[Entries taken from a collection]

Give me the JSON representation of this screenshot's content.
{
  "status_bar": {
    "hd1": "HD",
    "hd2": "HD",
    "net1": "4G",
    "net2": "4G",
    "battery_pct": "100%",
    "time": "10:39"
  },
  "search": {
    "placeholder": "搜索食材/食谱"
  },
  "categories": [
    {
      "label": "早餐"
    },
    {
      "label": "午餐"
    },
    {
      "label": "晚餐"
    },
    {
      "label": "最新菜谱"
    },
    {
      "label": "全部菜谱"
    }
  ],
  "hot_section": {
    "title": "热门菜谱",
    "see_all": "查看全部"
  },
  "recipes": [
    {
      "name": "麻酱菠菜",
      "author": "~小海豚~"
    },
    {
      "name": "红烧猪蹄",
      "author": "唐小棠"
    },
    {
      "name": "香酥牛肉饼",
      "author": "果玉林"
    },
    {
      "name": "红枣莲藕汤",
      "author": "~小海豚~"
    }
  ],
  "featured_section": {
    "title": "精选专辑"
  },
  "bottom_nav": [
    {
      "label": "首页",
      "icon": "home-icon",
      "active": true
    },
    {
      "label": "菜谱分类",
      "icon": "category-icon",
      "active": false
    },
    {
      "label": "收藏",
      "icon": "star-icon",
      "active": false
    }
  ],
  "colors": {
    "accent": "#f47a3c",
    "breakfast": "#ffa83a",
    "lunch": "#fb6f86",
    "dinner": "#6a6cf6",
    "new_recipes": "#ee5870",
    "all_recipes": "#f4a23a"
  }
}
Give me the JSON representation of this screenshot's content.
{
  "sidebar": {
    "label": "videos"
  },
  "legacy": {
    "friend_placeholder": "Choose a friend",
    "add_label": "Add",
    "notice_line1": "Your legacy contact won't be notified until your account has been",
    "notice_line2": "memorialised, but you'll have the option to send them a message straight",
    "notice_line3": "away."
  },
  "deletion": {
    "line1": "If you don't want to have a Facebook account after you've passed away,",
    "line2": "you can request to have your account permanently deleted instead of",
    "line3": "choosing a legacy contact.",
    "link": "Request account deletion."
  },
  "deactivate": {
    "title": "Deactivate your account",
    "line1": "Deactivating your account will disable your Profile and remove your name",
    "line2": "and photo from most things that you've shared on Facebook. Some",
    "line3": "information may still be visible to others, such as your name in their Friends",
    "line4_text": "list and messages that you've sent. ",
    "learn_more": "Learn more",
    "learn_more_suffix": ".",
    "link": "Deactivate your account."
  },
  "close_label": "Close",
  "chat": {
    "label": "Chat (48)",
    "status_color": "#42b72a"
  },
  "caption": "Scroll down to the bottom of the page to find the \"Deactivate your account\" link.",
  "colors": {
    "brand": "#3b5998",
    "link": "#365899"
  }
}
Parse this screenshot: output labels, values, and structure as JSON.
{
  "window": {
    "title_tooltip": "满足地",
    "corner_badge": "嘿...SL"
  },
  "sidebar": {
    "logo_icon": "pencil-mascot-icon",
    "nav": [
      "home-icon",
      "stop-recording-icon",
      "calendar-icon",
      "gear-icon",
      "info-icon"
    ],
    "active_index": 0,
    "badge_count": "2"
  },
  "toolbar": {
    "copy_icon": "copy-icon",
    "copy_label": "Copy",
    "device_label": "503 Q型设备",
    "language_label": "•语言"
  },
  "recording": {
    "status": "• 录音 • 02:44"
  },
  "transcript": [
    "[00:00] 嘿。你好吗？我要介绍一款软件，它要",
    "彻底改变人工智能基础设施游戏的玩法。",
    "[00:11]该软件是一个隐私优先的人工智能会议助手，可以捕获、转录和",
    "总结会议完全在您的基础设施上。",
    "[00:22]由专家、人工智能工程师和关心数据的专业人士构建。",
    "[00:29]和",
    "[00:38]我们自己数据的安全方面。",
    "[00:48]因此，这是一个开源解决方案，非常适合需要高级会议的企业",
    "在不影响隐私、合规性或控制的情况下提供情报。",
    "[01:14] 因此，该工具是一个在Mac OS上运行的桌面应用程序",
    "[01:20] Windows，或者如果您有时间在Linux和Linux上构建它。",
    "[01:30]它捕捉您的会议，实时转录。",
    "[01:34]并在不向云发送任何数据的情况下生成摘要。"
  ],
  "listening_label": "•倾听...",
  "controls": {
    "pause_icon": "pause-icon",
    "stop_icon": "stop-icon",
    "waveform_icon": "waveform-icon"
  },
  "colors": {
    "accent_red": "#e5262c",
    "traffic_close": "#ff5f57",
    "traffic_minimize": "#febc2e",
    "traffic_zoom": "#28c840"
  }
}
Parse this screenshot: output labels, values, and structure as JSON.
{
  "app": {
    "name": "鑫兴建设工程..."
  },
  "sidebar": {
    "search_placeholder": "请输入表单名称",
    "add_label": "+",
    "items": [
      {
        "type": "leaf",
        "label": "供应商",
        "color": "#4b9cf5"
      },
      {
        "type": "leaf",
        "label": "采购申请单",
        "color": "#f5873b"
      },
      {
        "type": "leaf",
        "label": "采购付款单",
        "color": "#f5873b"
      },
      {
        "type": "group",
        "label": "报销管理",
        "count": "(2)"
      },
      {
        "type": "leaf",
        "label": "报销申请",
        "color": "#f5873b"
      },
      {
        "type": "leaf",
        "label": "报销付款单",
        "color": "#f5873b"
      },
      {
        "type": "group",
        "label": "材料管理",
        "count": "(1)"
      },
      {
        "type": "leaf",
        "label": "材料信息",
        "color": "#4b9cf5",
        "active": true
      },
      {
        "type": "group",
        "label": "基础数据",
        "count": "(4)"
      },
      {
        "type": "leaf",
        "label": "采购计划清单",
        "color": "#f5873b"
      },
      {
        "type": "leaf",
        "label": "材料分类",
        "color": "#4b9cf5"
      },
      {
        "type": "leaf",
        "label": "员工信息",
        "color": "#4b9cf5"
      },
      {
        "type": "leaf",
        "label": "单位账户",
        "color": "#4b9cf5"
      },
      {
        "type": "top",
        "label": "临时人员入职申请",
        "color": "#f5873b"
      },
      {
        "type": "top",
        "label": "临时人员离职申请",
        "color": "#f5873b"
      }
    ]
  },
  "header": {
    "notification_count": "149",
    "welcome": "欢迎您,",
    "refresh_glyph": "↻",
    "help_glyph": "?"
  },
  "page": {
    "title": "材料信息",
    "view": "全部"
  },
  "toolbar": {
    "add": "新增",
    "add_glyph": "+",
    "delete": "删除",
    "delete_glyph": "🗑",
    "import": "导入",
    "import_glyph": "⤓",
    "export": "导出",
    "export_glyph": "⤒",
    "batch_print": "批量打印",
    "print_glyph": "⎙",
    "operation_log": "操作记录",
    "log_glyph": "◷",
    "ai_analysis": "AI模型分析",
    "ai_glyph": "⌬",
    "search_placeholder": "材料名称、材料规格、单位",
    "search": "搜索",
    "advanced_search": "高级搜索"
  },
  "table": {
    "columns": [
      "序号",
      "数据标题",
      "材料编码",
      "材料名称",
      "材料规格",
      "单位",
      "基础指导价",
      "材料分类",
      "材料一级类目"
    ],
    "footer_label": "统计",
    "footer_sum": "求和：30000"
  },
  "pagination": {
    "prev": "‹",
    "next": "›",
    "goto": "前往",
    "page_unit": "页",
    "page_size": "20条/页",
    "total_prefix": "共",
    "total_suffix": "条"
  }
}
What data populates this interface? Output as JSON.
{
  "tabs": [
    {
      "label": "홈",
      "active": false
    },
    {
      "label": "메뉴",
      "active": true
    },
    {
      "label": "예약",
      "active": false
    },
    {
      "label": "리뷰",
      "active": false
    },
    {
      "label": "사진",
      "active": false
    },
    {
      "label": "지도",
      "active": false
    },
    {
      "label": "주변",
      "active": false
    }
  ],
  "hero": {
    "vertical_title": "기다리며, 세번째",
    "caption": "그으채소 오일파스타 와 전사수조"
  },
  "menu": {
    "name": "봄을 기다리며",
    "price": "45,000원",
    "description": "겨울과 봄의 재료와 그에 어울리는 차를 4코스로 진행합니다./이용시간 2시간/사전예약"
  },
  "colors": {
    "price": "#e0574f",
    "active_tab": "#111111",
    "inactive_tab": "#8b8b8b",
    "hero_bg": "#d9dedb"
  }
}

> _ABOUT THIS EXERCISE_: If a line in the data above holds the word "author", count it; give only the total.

> _ANSWER TO THE PROBLEM_: 4